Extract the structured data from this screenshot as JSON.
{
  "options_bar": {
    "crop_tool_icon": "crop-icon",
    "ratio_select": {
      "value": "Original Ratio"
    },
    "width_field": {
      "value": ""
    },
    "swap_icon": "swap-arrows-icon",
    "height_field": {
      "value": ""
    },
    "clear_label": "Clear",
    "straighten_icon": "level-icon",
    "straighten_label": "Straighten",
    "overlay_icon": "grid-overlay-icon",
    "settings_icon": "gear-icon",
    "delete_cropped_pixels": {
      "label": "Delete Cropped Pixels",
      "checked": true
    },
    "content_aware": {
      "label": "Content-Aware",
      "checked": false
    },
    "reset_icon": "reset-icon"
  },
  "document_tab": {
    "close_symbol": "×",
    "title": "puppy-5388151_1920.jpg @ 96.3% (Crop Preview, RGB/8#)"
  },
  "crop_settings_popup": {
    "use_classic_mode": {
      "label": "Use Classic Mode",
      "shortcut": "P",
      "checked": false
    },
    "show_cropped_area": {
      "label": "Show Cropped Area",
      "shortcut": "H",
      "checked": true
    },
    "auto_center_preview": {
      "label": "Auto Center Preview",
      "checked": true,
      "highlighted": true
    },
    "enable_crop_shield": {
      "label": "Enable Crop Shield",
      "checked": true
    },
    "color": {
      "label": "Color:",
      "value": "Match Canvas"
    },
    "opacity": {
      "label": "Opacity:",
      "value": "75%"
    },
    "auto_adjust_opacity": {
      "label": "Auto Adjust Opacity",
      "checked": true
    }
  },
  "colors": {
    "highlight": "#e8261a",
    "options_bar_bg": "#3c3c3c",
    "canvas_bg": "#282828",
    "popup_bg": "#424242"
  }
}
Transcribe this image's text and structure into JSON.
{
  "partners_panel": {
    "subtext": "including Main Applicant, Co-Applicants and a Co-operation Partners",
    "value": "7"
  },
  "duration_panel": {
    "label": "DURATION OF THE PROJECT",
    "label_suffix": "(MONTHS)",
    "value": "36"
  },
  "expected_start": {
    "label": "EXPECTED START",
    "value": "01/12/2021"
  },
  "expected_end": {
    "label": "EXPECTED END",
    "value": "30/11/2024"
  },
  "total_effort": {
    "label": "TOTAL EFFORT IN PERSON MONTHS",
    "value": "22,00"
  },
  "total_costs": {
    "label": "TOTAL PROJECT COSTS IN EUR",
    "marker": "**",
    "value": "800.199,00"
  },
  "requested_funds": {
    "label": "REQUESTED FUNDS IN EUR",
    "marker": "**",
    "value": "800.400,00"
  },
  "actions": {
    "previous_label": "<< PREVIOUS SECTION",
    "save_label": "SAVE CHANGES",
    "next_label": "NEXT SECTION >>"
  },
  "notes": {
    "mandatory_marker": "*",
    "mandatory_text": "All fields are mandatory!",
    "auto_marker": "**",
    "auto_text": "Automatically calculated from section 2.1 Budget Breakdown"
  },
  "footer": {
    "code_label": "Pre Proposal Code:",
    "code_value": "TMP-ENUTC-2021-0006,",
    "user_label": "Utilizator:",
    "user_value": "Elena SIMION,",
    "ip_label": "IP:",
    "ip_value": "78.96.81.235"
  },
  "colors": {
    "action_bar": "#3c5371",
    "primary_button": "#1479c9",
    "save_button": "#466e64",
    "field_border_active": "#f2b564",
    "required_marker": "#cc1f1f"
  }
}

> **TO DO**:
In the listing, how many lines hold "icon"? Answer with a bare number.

> **YOUR SOLUTION**:
6